I don’t know how to lead into describing Dr. Ray’s presentation, so I’ll just say it had lots of penises. Literal photographs of penises belonging to ducks and great apes, and more figurative penises using vegetables to represent comparative size. And it wasn’t what I was expecting, but it makes sense. If we’re going to talk about healthy and natural sexuality without gods, it makes sense to talk about other animal’s sexuality. It makes particular sense to talk about our closest cousins evolutionarily because you can begin to see how the sexual behaviors and social norms of other apes developed over time. I’ll say this: I’d much rather be a bonobo than a chimpanzee.
In any event, the simple idea that Ray was trying to explain is that genital configuration can change very rapidly compared to many other systems and that these changes seem to correspond with a species’ types of mating strategies. Want to know what humans’ physiology suggests? We evolved as a multi-mate species. There is no evidence of idyllic monogamous marriages during early homo sapien history.
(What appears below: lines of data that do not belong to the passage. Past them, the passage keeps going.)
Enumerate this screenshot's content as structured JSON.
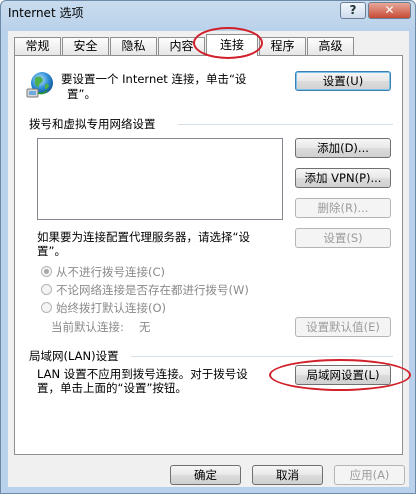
{
  "window": {
    "title": "Internet 选项",
    "help_label": "?",
    "close_label": "✕"
  },
  "tabs": [
    {
      "label": "常规"
    },
    {
      "label": "安全"
    },
    {
      "label": "隐私"
    },
    {
      "label": "内容"
    },
    {
      "label": "连接",
      "active": true
    },
    {
      "label": "程序"
    },
    {
      "label": "高级"
    }
  ],
  "setup": {
    "icon": "globe-connection-icon",
    "text_line1": "要设置一个 Internet 连接，单击“设",
    "text_line2": "置”。",
    "button_label": "设置(U)"
  },
  "dialup": {
    "group_label": "拨号和虚拟专用网络设置",
    "add_label": "添加(D)...",
    "add_vpn_label": "添加 VPN(P)...",
    "remove_label": "删除(R)...",
    "proxy_text_line1": "如果要为连接配置代理服务器，请选择“设",
    "proxy_text_line2": "置”。",
    "settings_label": "设置(S)",
    "options": [
      {
        "label": "从不进行拨号连接(C)",
        "checked": true
      },
      {
        "label": "不论网络连接是否存在都进行拨号(W)",
        "checked": false
      },
      {
        "label": "始终拨打默认连接(O)",
        "checked": false
      }
    ],
    "current_default_label": "当前默认连接:",
    "current_default_value": "无",
    "set_default_label": "设置默认值(E)"
  },
  "lan": {
    "group_label": "局域网(LAN)设置",
    "text_line1": "LAN 设置不应用到拨号连接。对于拨号设",
    "text_line2": "置，单击上面的“设置”按钮。",
    "button_label": "局域网设置(L)"
  },
  "footer": {
    "ok_label": "确定",
    "cancel_label": "取消",
    "apply_label": "应用(A)"
  },
  "colors": {
    "annotation_ring": "#d2202a",
    "title_bar": "#b9d1ea"
  }
}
Darrel Ray questioned why it is we continue to let religious shame about sexuality and sexual desires dictate our actions. As secular people, we have tons of evidence why religious strictures about sex simply don’t reflect reality and far from being helpful, often cause direct harm. Ray noted that while many people leave behind their religious beliefs, sometimes they hold onto religious ideas about sexual ethics; as an acquaintance of mine once remarked, we often remain “culturally Christian” even after we’re godless. Dr. Ray says we need to keep this in mind and redefine our ethics to keep them consistent with our understanding of the world. As a logical extension of this, he calls himself a “secular sexual.”
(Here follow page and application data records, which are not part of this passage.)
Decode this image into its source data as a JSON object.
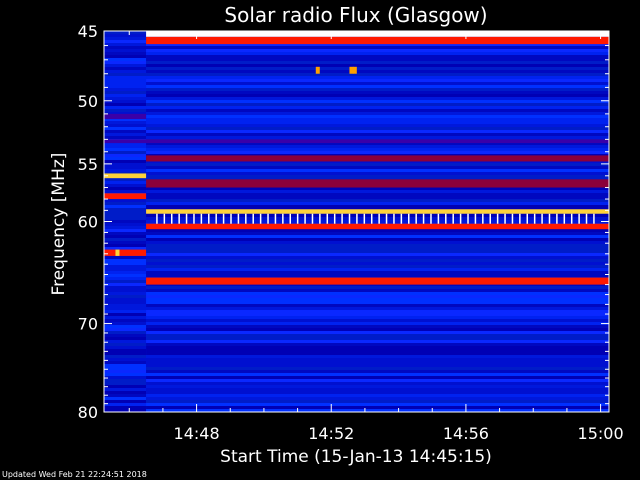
{
  "chart_data": {
    "type": "heatmap",
    "title": "Solar radio Flux (Glasgow)",
    "xlabel": "Start Time (15-Jan-13 14:45:15)",
    "ylabel": "Frequency [MHz]",
    "x_start_min": 0.25,
    "xlim_minutes": [
      0.25,
      15.25
    ],
    "x_ticks": [
      {
        "value": 3,
        "label": "14:48"
      },
      {
        "value": 7,
        "label": "14:52"
      },
      {
        "value": 11,
        "label": "14:56"
      },
      {
        "value": 15,
        "label": "15:00"
      }
    ],
    "ylim": [
      45,
      80
    ],
    "y_scale": "log",
    "y_ticks": [
      45,
      50,
      55,
      60,
      70,
      80
    ],
    "colormap": [
      "#0000a0",
      "#0033ff",
      "#3a00a8",
      "#8b003a",
      "#ff0000",
      "#ffb000",
      "#ffffff"
    ],
    "data_gap_end_minute": 1.5,
    "bands": [
      {
        "freq": [
          45.0,
          45.4
        ],
        "intensity": "white",
        "from_minute": 1.5,
        "to_minute": 15.25
      },
      {
        "freq": [
          45.4,
          45.9
        ],
        "intensity": "red",
        "from_minute": 1.5,
        "to_minute": 15.25
      },
      {
        "freq": [
          51.0,
          51.4
        ],
        "intensity": "purple",
        "from_minute": 0.25,
        "to_minute": 1.5
      },
      {
        "freq": [
          53.0,
          53.3
        ],
        "intensity": "purple",
        "from_minute": 0.25,
        "to_minute": 15.25
      },
      {
        "freq": [
          54.3,
          54.8
        ],
        "intensity": "darkred",
        "from_minute": 1.5,
        "to_minute": 15.25
      },
      {
        "freq": [
          55.8,
          56.2
        ],
        "intensity": "yellow",
        "from_minute": 0.25,
        "to_minute": 1.5
      },
      {
        "freq": [
          56.3,
          57.0
        ],
        "intensity": "darkred",
        "from_minute": 1.5,
        "to_minute": 15.25
      },
      {
        "freq": [
          57.5,
          58.0
        ],
        "intensity": "red",
        "from_minute": 0.25,
        "to_minute": 1.5
      },
      {
        "freq": [
          58.9,
          59.3
        ],
        "intensity": "yellow",
        "from_minute": 1.5,
        "to_minute": 15.25
      },
      {
        "freq": [
          60.2,
          60.7
        ],
        "intensity": "red",
        "from_minute": 1.5,
        "to_minute": 15.25
      },
      {
        "freq": [
          62.6,
          63.2
        ],
        "intensity": "red",
        "from_minute": 0.25,
        "to_minute": 1.5
      },
      {
        "freq": [
          65.3,
          66.0
        ],
        "intensity": "red",
        "from_minute": 1.5,
        "to_minute": 15.25
      }
    ],
    "bursts": [
      {
        "minute": 6.6,
        "freq": [
          47.5,
          48.0
        ],
        "intensity": "orange"
      },
      {
        "minute": 7.6,
        "freq": [
          47.5,
          48.0
        ],
        "intensity": "orange"
      },
      {
        "minute": 7.7,
        "freq": [
          47.5,
          48.0
        ],
        "intensity": "orange"
      },
      {
        "minute": 0.65,
        "freq": [
          62.6,
          63.2
        ],
        "intensity": "yellow"
      }
    ],
    "footer": "Updated Wed Feb 21 22:24:51 2018"
  }
}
Ray felt we can take many lessons from the success we’ve seen in changing social bigotry toward LGB individuals. That if we come out, and refuse to embrace shame over our sexuality we can move toward a healthier secular society.
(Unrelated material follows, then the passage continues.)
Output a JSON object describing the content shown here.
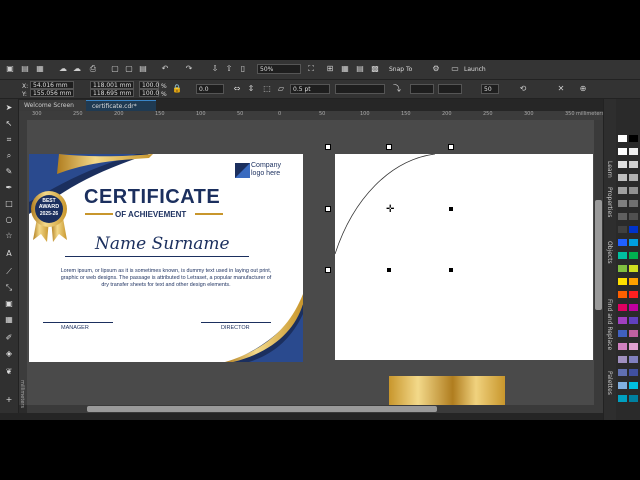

After Ray’s presentation, we took another short break before a discussion panel with the three speakers.
The Q & A largely expounded on or clarified points brought up during speaker’s presentations, but it was also nice to hear how one panelist’s idea would get greater depth or perspective through discussion. I also can’t say how much it meant to me to see an equitable discussion about sexuality that made it clear just how important and valuable women’s voices are in the discussion. I think having two non-straight panelists was also helpful in preventing the discussion from being too heteronormative as well.
But the very best moment for me came when someone who works as an educator with Planned Parenthood asked a question. The first person on the panel to respond thanked him and told him that he was a hero. The whole room clapped. It was awesome.
In all, it felt like we barely scratched the surface about you could cover when talking about godlessness and sexual ethics. Greta Christina touched on it earlier that evening by noting that once you get past irrational taboos, questions of sexual morality can become very complicated. (For example, if in a relationship, one partner decides that they are finished having sex forever but don’t want their partner(s) to seek sex elsewhere, is that ethical?) I would love to see more discussions like this that center around fulfillment and consent because I truly believe we can have a much happier and healthier society by fostering this sort of discussion.